The turn-overs, though, separate a safe, efficient season from an average-at-best campaign.
In Flacco’s case, the turnovers in the losses at Buffalo and Chicago, coupled with Sunday’s two pick performance at home vs. the Patriots, make it easy to say, simply, “He’s been closer to the problem than the solution this season.”
Not when you’re making $60 million of guaranteed money over a three year period.
You just can’t be throwing the ball to the other team nineteen times, particularly when the team’s overall margin for error is thin to say the least.

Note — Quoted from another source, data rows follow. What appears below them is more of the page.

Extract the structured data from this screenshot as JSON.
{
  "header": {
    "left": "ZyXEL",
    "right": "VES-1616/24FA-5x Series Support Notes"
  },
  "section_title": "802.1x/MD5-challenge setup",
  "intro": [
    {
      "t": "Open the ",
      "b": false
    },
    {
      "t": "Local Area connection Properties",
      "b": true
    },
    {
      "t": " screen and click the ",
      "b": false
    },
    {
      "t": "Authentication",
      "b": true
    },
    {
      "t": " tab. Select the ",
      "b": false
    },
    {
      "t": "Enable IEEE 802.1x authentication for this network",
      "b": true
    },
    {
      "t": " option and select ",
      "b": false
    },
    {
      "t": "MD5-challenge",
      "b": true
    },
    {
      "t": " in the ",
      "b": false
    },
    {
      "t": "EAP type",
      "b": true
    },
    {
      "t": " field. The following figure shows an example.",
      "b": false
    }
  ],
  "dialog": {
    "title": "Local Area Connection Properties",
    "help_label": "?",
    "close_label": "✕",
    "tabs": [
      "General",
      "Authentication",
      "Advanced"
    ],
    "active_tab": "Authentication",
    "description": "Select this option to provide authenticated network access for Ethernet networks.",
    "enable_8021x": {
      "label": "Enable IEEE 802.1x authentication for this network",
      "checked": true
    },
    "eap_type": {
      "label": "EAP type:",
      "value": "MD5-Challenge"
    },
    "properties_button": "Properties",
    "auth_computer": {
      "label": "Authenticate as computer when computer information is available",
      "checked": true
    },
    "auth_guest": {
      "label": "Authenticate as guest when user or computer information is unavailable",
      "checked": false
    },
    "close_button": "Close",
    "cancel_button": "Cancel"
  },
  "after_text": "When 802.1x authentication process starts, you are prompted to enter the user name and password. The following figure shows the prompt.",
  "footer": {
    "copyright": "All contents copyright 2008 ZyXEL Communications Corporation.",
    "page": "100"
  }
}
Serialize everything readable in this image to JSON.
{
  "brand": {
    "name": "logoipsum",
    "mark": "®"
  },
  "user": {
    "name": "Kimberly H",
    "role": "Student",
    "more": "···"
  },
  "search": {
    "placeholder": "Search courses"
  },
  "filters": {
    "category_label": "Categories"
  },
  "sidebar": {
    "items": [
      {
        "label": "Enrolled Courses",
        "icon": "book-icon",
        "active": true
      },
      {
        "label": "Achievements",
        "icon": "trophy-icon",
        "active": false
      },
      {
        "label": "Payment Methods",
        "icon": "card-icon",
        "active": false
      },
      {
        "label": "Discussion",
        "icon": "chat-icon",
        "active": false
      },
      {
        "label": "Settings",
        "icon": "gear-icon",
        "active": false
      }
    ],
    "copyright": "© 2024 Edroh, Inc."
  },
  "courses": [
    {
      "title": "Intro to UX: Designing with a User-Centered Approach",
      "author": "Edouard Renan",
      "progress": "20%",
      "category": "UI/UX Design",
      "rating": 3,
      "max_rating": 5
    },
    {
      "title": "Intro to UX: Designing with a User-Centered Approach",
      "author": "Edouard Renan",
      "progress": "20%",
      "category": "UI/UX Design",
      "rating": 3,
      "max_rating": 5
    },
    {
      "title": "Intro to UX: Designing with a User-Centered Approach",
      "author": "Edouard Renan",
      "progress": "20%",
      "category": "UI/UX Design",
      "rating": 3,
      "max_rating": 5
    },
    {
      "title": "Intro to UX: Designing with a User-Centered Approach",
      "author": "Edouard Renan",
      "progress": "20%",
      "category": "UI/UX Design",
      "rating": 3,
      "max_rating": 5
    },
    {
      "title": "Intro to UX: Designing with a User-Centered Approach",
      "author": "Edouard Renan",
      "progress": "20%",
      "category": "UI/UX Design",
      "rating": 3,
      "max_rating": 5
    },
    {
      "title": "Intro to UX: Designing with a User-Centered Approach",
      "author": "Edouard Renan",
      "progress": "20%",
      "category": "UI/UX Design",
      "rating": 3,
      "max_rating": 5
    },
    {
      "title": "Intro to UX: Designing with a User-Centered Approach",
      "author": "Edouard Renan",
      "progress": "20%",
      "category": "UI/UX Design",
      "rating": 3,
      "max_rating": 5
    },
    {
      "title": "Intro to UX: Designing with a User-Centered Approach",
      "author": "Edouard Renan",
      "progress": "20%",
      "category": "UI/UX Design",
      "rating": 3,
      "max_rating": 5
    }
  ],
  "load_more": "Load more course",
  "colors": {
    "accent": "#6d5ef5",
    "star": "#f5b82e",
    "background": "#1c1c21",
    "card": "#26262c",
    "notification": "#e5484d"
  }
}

The Ravens are limited offensively. That means the quarterback – more than anyone – has to engineer the team in the safest, most reliable method possible. Turning the ball over a total of 21 times yourself — that’s NOT a recipe for reliability.
Tom Brady has Julian Edelman and three or four other guys none of us even knew existed and he’s working on a 4,200 yard season with 24 TD’s and 10 INT’s. Yes, I know it’s dangerous to put the words Brady and Flacco in the same sentence from a comparison standpoint, but you don’t see “Tommy” have a stinker of a regular season — ever.
There’s always the argument of the difference between the most “valuable” player and the most “outstanding” player. In this case, specifically, Flacco hasn’t been either. The Ravens are 8-7. In at least four of those losses, the quarterback’s play was a contributing factor. He didn’t “lose” the games, per se, but he wasn’t good enough, either.
It’s possible to be 8-7 through 15 games and have your quarterback be the team MVP. Philip Rivers (4200 yards, 29 TD’s, 10 INT’s) is clearly the MVP of the Chargers, whether they make the playoffs on Sunday or come up a game short.
In the Ravens’ case, there’s no way a quarterback with 18 TD’s and 19 INT’s (plus two fumbles lost) is the most “valuable” player on this season’s 8-7 squad.
Honestly, I don’t think Flacco is in my top 3 for MVP voting. I’d put Jimmy Smith and, of course, Tucker ahead of him.
Now — let’s also quell any whispers or shouts from the peanut gallery about Joe Flacco’s status in Baltimore. This “average at best” season for Flacco doesn’t mean Ozzie Newsome made the wrong call in paying his Super Bowl MVP last March.
Players of all makes and models have “off years”. I don’t think Terrell Suggs has had a particularly great season, honestly. I’d consider it somewhat of an off-year for him, even though he’s been much better in run support than in season’s past. As I always like to remind everyone, “the other team tries too.” So, just because Flacco and the offense have sputtered in 2013, there’s no reason to think ’14 can’t be an improvement with some upgrades on the line and in the pass catching department.
And better play from #5.
Joe Flacco is a very good quarterback.
He just hasn’t had a very good season in 2013.
Which, more than anything else, is why a kicker won the team’s MVP award yesterday.